The pickup wire is wound around the outside pins. There is extra separation between this winding and the tuned windings. This is to reduce the coupling between windings and allow for sharper tuning. There is no scientific basis for the amount of spacing I selected.
The rest of the windings have a 3/8 (9.5 mm) spacing per turn and there are 16 turns total. This gives me tuning coverage from over 1600 khz down to about 650. A small capacitor can be switched in parallel with the tuned circuit to lower the resonant frequency. A 500 pf variable capacitor would probably tune the whole range, if you have one of those laying around.
I hope you like this little loop and I encourage to build one of this style. You won’t be disappointed.
The Loop My Dad Built

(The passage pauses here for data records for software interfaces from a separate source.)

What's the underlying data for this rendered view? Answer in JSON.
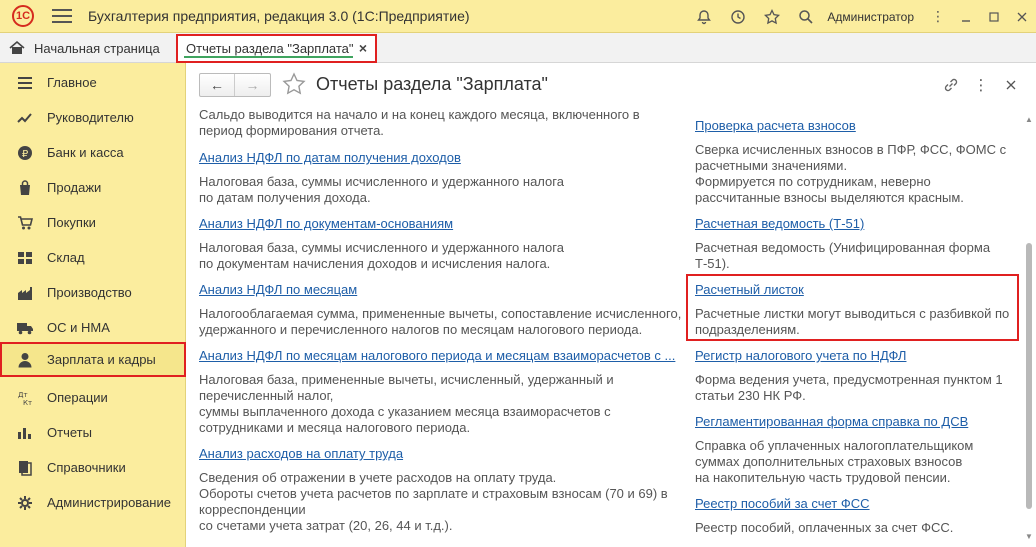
{
  "app": {
    "logo": "1С",
    "title": "Бухгалтерия предприятия, редакция 3.0  (1С:Предприятие)",
    "user": "Администратор"
  },
  "tabs": {
    "home": "Начальная страница",
    "active": "Отчеты раздела \"Зарплата\"",
    "close": "×"
  },
  "sidebar": {
    "items": [
      {
        "label": "Главное",
        "icon": "menu-lines-icon"
      },
      {
        "label": "Руководителю",
        "icon": "trend-chart-icon"
      },
      {
        "label": "Банк и касса",
        "icon": "ruble-coin-icon"
      },
      {
        "label": "Продажи",
        "icon": "shopping-bag-icon"
      },
      {
        "label": "Покупки",
        "icon": "shopping-cart-icon"
      },
      {
        "label": "Склад",
        "icon": "warehouse-grid-icon"
      },
      {
        "label": "Производство",
        "icon": "factory-icon"
      },
      {
        "label": "ОС и НМА",
        "icon": "truck-icon"
      },
      {
        "label": "Зарплата и кадры",
        "icon": "person-icon"
      },
      {
        "label": "Операции",
        "icon": "dt-kt-icon"
      },
      {
        "label": "Отчеты",
        "icon": "bar-chart-icon"
      },
      {
        "label": "Справочники",
        "icon": "books-icon"
      },
      {
        "label": "Администрирование",
        "icon": "gear-icon"
      }
    ]
  },
  "page": {
    "title": "Отчеты раздела \"Зарплата\"",
    "back": "←",
    "forward": "→"
  },
  "left": [
    {
      "link": "",
      "desc": [
        "Сальдо выводится на начало и на конец каждого месяца, включенного в",
        "период формирования отчета."
      ]
    },
    {
      "link": "Анализ НДФЛ по датам получения доходов",
      "desc": [
        "Налоговая база, суммы исчисленного и удержанного налога",
        "по датам получения дохода."
      ]
    },
    {
      "link": "Анализ НДФЛ по документам-основаниям",
      "desc": [
        "Налоговая база, суммы исчисленного и удержанного налога",
        "по документам начисления доходов и исчисления налога."
      ]
    },
    {
      "link": "Анализ НДФЛ по месяцам",
      "desc": [
        "Налогооблагаемая сумма, примененные вычеты, сопоставление исчисленного,",
        "удержанного и перечисленного налогов по месяцам налогового периода."
      ]
    },
    {
      "link": "Анализ НДФЛ по месяцам налогового периода и месяцам взаиморасчетов с ...",
      "desc": [
        "Налоговая база, примененные вычеты, исчисленный, удержанный и",
        "перечисленный налог,",
        "суммы выплаченного дохода с указанием месяца взаиморасчетов с",
        "сотрудниками и месяца налогового периода."
      ]
    },
    {
      "link": "Анализ расходов на оплату труда",
      "desc": [
        "Сведения об отражении в учете расходов на оплату труда.",
        "Обороты счетов учета расчетов по зарплате и страховым взносам (70 и 69) в",
        "корреспонденции",
        "со счетами учета затрат (20, 26, 44 и т.д.)."
      ]
    }
  ],
  "right": [
    {
      "link": "Проверка расчета взносов",
      "desc": [
        "Сверка исчисленных взносов в ПФР, ФСС, ФОМС с",
        "расчетными значениями.",
        "Формируется по сотрудникам, неверно",
        "рассчитанные взносы выделяются красным."
      ]
    },
    {
      "link": "Расчетная ведомость (Т-51)",
      "desc": [
        "Расчетная ведомость (Унифицированная форма",
        "Т-51)."
      ]
    },
    {
      "link": "Расчетный листок",
      "desc": [
        "Расчетные листки могут выводиться с разбивкой по",
        "подразделениям."
      ]
    },
    {
      "link": "Регистр налогового учета по НДФЛ",
      "desc": [
        "Форма ведения учета, предусмотренная пунктом 1",
        "статьи 230 НК РФ."
      ]
    },
    {
      "link": "Регламентированная форма справка по ДСВ",
      "desc": [
        "Справка об уплаченных налогоплательщиком",
        "суммах дополнительных страховых взносов",
        "на накопительную часть трудовой пенсии."
      ]
    },
    {
      "link": "Реестр пособий за счет ФСС",
      "desc": [
        "Реестр пособий, оплаченных за счет ФСС."
      ]
    }
  ],
  "colors": {
    "sidebar_bg": "#fbed9e",
    "link": "#1e5ea8",
    "highlight": "#e02020"
  }
}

This is the loop aerial my dad built in 1958. Although I was only 8 years old at the time, I knew what this was for and how it worked. The radio is a Fairbanks Morse that my dad bought new in 1936, when he was a teenager. This loop measures 33 inches (84cm) on a side and has 8 turns of wire connected to a 365 pf variable capacitor. There is a band spread capacitor and a switch with a fixed mica capacitor that is switched in to cover the low end of the band. There is a single turn that is connected to the antenna and ground of the radio.
This is the original red paint. I never knew why he painted this red. After thinking about it I realized that the trim on our house was red and this was leftover paint. This loop is still in very good condition and one of my prized possessions. I have always been fascinated with this device and enjoyed tuning the radio and turning the loop. I never built a loop when I was a kid, but I was very influenced by it.
2004 Loop Update
I was not sure I was going to do this change to the loop. After all my dad built it and for me to modify it, was not taken lightly. But I had some good ideas. I wanted to make this loop into a crystal set for the upcoming contest, but I still wanted it as a loop. Not a problem. I took off the original front panel, which will be put away and labeled. I then made the new crystal radio tuner, complete with a “Hobbydyne” type detector and a Bogen audio matching transformer. The only change I had to make that would show, is two holes to mount the transformer.
I used a vernier drive, a dual 365 pf Jackson Brothers variable capacitor. The dial is calibrated in khz. Now I have true one control tuning when using this as a conventional loop. No band spread capacitor, no switch to change to a lower frequency range either.
I think my dad would be proud of me.
Update – September 2008
The 50th anniversary of the construction was in early 1958. Since this loop also serves as my DX loop crystal set, I decided to replace the 50 year old windings. The wire insulation was getting a little bad. The wire was starting to have that gummy feeling. Some red 660 strand, 46 gauge wire recently came on the market. While this Chinese wire was not of real high quality, one thing it had was a very nice double silk covering. The problem with the litz wire that I have is the covering was not rough and tough and would like fray while on the loop, or even while winding it. But the covering on this other wire is good enough to stand up on the litz. I now have reasonably low loss wire on my dad’s loop antenna. I tested it by connecting the headphones and seeing what I could hear. The volume was impressive, compared to what I remember it being. I am planning on entering some of the winter DX contests using this loop.
The new wire didn’t make that much difference in the normal loop mode, it gave my loop crystal set a new breath of life. I have enjoyed improving one of my fathers favorite toys.
Here are the specs as measured on my HP Q Meter:
L = 160µH
Q 1.6 mHz = 140
Q 1.0 mHz = 250
Q 0.6 mHz = 290
Distributed Capacitance = 35.5pF
Length per side = 33 inches (84 cm)
Turns = 8
Distance between turns = ½ inch (12mm)
This article was originally available at http://makearadio.com